These new laws in the Netherlands and Amalia’s attitude towards her student allowance shows a new trend of young royals breaking tradition. Meghan Markle and Prince Harry of the British Royal family have come under lots of public scrutiny for their non-traditional actions, most notably leaving the royal family, as BBC News reports. The couple have also been very public supporters of the LGBTQ+ community, repeatedly saying they would put LGBTQ+ issues at the forefront of their work. In addition, Prince Harry’s older brother, Prince William, was awarded the Straight Ally award at the annual British LGBT Awards in 2017.
Historically, royal families have not been welcoming to members who were LGBTQ+. Many royals throughout history have had to hide their sexuality, with many taking their secret to the grave. NBC News describes that King Umberto II of Italy, successor to Mussolini, was outed by the media in an attempt to discredit him. The attempt worked, as 34 days after he was outed, the public voted to abolish monarchy in Italy.

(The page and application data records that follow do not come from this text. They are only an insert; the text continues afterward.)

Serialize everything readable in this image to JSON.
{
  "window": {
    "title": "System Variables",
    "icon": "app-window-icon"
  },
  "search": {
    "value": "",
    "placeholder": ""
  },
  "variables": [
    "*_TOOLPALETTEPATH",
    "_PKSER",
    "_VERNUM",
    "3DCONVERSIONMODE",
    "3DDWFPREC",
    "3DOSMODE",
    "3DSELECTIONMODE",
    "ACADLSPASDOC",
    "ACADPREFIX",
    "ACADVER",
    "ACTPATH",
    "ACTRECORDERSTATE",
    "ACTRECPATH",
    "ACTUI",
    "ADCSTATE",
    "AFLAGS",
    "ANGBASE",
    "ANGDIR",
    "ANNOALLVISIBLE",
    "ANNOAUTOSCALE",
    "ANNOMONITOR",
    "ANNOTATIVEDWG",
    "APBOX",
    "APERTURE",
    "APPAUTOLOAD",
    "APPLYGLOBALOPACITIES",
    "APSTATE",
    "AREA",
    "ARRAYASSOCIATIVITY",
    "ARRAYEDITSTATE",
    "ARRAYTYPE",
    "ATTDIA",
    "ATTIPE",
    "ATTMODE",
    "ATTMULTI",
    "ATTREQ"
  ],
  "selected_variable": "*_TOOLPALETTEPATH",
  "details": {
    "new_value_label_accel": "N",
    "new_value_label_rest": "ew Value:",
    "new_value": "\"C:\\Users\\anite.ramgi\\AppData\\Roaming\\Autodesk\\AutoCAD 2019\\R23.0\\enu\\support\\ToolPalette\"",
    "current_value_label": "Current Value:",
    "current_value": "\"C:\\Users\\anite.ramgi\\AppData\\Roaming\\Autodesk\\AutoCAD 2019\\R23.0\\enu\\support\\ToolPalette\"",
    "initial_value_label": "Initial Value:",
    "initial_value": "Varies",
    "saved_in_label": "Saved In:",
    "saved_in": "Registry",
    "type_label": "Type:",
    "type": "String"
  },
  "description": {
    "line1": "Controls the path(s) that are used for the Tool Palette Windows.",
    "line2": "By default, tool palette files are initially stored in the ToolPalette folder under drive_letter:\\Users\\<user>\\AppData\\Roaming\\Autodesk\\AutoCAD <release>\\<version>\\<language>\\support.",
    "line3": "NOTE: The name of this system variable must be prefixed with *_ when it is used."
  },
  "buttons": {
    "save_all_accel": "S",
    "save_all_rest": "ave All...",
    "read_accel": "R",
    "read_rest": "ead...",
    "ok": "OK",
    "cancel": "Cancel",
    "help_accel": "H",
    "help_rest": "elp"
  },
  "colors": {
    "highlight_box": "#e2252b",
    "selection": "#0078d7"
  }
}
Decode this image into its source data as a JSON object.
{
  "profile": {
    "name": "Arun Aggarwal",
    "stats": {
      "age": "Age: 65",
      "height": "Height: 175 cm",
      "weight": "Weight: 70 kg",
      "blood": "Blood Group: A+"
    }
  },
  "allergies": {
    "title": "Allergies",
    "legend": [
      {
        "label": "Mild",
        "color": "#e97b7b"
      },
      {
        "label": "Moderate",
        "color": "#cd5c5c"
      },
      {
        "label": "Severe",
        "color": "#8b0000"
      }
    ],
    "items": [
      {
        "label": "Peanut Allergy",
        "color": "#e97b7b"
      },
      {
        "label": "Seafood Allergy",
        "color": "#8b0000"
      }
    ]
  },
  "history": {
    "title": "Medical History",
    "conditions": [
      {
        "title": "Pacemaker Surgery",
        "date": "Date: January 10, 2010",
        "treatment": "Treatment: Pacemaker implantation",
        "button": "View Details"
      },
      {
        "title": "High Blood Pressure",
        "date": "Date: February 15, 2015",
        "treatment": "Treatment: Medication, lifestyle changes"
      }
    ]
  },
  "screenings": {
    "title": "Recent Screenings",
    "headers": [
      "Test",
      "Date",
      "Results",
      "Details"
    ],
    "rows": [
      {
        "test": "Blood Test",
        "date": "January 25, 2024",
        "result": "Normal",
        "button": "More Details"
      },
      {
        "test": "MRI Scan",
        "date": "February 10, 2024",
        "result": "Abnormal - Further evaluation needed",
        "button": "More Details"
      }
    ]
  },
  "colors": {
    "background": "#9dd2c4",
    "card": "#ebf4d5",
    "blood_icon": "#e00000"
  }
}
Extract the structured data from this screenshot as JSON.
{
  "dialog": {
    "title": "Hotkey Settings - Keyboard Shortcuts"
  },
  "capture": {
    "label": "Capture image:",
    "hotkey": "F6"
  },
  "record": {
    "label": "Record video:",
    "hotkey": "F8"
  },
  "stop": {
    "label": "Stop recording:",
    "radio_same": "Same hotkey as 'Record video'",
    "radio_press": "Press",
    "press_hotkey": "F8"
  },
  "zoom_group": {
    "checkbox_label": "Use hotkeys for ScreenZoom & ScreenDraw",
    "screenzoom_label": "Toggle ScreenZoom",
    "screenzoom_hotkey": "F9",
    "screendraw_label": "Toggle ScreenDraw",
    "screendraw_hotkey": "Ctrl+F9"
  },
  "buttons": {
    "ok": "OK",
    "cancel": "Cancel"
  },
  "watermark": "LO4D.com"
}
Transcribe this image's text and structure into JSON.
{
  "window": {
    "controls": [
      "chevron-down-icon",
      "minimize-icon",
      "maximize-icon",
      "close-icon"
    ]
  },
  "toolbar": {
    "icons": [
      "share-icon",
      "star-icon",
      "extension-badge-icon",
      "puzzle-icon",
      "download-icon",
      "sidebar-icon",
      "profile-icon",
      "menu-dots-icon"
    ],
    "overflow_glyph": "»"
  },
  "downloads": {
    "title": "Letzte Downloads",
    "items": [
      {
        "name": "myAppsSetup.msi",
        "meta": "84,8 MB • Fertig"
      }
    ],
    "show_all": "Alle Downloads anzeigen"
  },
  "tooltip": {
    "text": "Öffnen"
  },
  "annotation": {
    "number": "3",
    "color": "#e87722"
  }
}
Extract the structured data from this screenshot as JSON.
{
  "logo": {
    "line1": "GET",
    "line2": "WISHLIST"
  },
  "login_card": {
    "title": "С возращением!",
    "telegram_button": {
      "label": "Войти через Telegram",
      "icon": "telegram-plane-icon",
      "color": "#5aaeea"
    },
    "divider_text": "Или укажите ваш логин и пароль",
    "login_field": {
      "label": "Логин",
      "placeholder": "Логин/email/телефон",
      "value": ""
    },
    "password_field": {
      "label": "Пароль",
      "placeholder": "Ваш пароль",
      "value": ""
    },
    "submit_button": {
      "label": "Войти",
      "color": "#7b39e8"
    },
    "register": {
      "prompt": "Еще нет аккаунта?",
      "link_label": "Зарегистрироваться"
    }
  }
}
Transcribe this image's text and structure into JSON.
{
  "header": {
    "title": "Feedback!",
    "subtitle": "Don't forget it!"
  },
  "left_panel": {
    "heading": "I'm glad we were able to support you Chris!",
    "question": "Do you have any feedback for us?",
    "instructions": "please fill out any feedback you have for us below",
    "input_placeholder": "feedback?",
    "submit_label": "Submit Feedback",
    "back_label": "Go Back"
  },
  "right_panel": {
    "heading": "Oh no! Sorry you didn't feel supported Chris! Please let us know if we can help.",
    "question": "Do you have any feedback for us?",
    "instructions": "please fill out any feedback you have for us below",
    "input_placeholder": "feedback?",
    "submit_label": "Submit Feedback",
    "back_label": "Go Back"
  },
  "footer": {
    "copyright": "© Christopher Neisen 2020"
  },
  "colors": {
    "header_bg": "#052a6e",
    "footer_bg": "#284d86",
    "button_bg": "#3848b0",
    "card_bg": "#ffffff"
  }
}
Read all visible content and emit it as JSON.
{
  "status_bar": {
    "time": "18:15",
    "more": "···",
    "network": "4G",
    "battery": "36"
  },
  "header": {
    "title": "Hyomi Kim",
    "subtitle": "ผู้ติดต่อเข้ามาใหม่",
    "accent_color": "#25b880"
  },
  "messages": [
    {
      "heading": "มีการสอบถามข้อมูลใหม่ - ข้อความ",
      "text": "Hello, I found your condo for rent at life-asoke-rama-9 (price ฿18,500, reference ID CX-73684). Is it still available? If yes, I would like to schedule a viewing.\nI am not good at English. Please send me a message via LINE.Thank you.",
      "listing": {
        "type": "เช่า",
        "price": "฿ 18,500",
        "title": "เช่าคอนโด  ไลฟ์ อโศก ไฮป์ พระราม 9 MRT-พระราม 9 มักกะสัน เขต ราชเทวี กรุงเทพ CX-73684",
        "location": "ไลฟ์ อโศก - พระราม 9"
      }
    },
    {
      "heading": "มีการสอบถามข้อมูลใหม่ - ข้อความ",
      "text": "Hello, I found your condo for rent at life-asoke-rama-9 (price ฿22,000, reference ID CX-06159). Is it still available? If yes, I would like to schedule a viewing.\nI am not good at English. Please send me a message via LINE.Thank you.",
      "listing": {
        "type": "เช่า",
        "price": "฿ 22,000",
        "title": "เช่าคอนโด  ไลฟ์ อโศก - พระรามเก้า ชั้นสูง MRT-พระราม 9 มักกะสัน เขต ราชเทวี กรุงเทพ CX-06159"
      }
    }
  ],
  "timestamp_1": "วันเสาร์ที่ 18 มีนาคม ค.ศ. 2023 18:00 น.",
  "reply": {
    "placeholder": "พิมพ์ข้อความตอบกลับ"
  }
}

More recently, Spanish Duchess Luisa Isabel Alvarez de Toledo married a younger woman on her deathbed in 2008, reports The Washington Post. The New York Times adds that upon coming out in 2006, Indian Prince Manvendra Singh Gohil experienced significant backlash, as people burned effigies in his hometown, his mother tried to disown him, and he received death threats.
The British royal family celebrated their first gay marriage in 2016 between Lord Mountbatten and his now husband, James Coyle, as NBC News describes. Lord Mountbatten is Queen Elizabeth II’s third cousin once removed and Queen Victoria’s great-great-great grandson. This was a monument of social change for the British Royal family’s attitude towards homosexuality. The wedding also occurred a month after Prince Harry and Meghan Markle’s wedding, another turning point for the British royal family. Though these actions show significant social shifts, Lord Mountbatten was not an heir to the throne, a vastly different scenario to many members of the royal family.
While the Netherlands have made great progress towards acceptance for all LGBTQ+ people, there is still a ways to go. As of April 1, 2021, the 20-year anniversary of the Netherlands legalizing gay marriage, only 28 countries and the self-governing nation of Taiwan have legalized gay marriage, according to The Associated Press. This means that only 15 percent of the world population can legally enter a gay marriage.
The Netherlands has continued to pave the way for LGBTQ+ equality. While traditions in royal families around the world have begun to relax, there is still a long way to go on the front of marriage equality.